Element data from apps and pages
┌────────
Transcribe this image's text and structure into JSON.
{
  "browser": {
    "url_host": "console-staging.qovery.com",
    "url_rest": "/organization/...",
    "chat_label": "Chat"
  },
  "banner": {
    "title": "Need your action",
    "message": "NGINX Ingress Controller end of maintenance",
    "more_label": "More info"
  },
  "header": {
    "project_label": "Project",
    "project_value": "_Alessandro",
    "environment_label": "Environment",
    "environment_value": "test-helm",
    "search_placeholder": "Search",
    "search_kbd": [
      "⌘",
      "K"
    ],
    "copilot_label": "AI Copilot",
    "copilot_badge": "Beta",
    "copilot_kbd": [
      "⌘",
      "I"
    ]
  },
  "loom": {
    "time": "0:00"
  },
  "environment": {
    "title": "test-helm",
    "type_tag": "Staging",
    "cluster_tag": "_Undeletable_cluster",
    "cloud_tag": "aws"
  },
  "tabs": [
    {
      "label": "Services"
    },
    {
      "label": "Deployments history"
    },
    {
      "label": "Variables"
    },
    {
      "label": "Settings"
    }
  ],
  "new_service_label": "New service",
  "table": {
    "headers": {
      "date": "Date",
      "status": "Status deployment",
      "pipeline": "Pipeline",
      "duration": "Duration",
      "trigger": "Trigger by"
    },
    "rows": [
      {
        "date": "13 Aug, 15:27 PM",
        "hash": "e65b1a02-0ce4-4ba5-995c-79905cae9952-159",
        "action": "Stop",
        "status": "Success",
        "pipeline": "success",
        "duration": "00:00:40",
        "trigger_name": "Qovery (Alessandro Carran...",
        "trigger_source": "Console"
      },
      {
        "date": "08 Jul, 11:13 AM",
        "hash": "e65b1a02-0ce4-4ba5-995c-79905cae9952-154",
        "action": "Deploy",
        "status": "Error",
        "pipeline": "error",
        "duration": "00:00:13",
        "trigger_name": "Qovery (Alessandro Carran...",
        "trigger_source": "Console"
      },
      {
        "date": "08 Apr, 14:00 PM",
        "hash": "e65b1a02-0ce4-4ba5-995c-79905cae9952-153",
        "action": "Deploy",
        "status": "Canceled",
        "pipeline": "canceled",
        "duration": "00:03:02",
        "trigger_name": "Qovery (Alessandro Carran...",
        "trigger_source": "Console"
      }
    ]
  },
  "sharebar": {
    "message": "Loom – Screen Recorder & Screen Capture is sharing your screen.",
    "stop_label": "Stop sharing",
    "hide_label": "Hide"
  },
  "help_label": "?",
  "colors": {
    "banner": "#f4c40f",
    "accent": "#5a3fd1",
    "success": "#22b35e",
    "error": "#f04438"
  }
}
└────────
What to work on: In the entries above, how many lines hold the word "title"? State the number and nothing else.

Problem solution: 2